What advice would you give to an aspiring voice actor today if they were starting from scratch to get to where you are today?
I would tell them to focus on their training. Focus on the acting aspect of voice acting and don't rush into going out and buying equipment or treating your recording space. You don't need to worry about all of that because voice over isn't going anywhere and you would be better off taking the time to get training. I highly recommend taking improv classes. Local colleges offer tons of them. Take voice and diction classes. I even went back, recently and I took an advanced voice and diction class and I felt like I learned so much.
"The key is to constantly try and learn and constantly improve. It’s less about the voice and more about the delivery and about evoking the emotion."
Worry about getting your chops up vocally and once you get that, once you've had some time to read and do monologues in classes like voice inflection, you’ll be better prepared for when you do go out and get your recording equipment to start getting those jobs. And instead of auditioning a hundred times you'll probably have to audition half as much just because your voice will be more dialed in. You'll know how to handle the cadence and the intonation and all that stuff.
Then when you’re ready, remember that you don't want to purchase equipment for the purpose of producing your own demo. You buy the equipment to record demos for your auditions. You always want to go out and get a demo produced. That’s because you don't have the ear to direct yourself. They're not the cheapest thing to do but you don't have to go out and spend $1500 either on the demo. You can get a solid demo done for a couple of hundred dollars these days.
OK so you’ve made your demo. Now what?

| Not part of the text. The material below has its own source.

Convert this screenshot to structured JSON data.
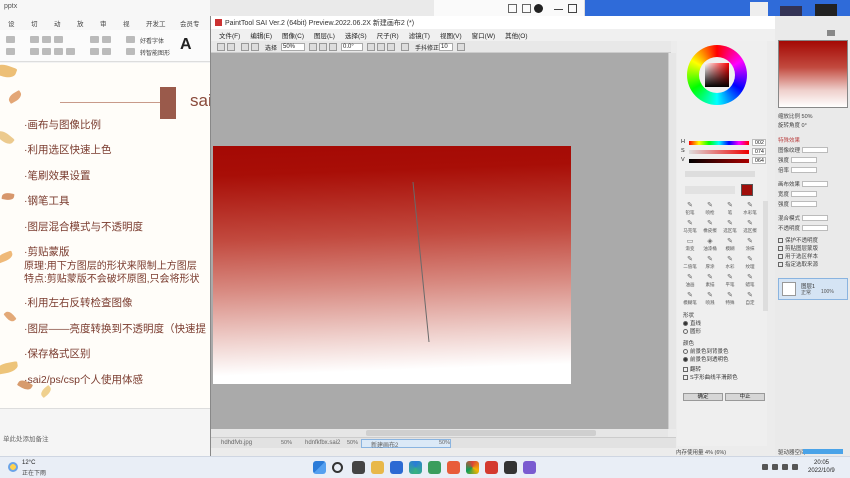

The voiceover business is changing and a lot of the power from the big agencies has shifted away from them. They're no longer the only way to book a big job. They still have a lot of the big work but they're using pay to play sites like Voice123.com or voices.com. And when I say pay to play it means you have to buy a membership for the year.
So if you can afford the membership fee I would get on one or more of those. A lot of these production companies are going to those sites because they have a database of thousands of voice demos. Now obviously not all of those thousands are at the same level. But it gives them access to a huge group of people that they can easily click on and listen to. And it's like the easiest way to do it.
But if you get your demo made and let's say you don't have the funds to pay $300-$400 for voices.com, one way to get your stuff out there is you can look on Craigslist. You type in “voiceovers” or “voiceover talent” in the TV and Film or Gigs section and you see if there are any jobs out there. And a lot of times people need audiobook work or they have a little commercial, whatever it might be. So you would email them and you would include your demo and just be very short about it. Don't give your life story, just be kind of like, ‘Hi, my name is Ovais Malik, I saw your ad on Craigslist and I wanted to submit my reel for consideration.’
You have to make it so simple for them that there's not a lot of work involved. Not a lot of pushing buttons.
What I do is when I submit myself for work I'll kind of introduce myself really quickly. I have a link to my website, which has all of my voice reels and you just go right there click on whichever reel you want. Done deal.
None of this stuff is ever a guarantee but it increases your chances to getting work and ultimately you know that the key is treating it as a business. You have to remember that these people need you just as much as you need them.